But thanks to Portland's fertile musical soil, a late-blooming postscript to the tragic tale just appeared. It's a collection of outtakes—demos, live tracks and would-be B-side covers—from Collier's excellent but ill-fated major-label debut, '98's Gerald Collier. The new album, appropriately titled How Can There Be Another Day?, is credited to Collier, but its release (by local label In Music We Trust) has occasioned a reunion of said "boy" and his long-lost band from the Gerald Collier sessions: William Bernhard (guitar), J. Hollis Fleischman (drums) and Jeff Wood (bass and backing vocals).
That 1998 recording actually represented a second trip to the majors for the songwriter: Collier's Seattle alt-rock group, Best Kissers in the World, moved from Sub Pop to MCA for a brief stint in '93. That time, too, both deal and band went south. But he didn't let that stop him: By '97 Collier was signed to Revolution Records, one of those faux-indie subsidiaries of major labels (in this case, Warner Bros.) in vogue in the late '90s. He was sitting on his strongest tunes yet, and he assembled a simpatico band led by Bernhard's heroic rock guitar (which now adorns Sky Cries Mary records) and his own striking voice—a combo of Lennon grit and McCartney smoothness. While Collier pulled the band—which will appear in its entirety Saturday—in a rootsier direction, it pushed him to rock harder. "The idea," Collier says, "was to be a country-ized Pink Floyd."
Does that make Collier (who moved here last year, after some time in Austin, Texas) a hayseed Syd Barrett? Perhaps a witty comment left on Collier's MySpace by famed Portland poster artist Guy Burwell offers a hint: "Shine on you zany zirconia," it reads.
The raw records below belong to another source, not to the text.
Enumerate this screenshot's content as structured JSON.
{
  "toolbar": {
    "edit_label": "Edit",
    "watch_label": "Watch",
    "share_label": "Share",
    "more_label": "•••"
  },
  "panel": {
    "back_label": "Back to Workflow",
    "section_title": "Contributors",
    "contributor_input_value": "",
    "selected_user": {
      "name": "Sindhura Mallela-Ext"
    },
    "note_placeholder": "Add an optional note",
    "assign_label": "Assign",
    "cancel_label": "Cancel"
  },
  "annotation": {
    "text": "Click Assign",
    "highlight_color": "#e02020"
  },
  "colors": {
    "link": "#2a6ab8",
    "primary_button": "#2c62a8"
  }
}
True, Collier and company never became rock legends; shortly after the release of Gerald Collier, so the story goes, label support disappeared and the band dissolved (Collier has released a few solo albums since). But this week, Collier and company celebrate the unearthing of more of their fine work together, and—if only for that brief moment—they might shine as bright as the real thing.
How Can There Be Another Day?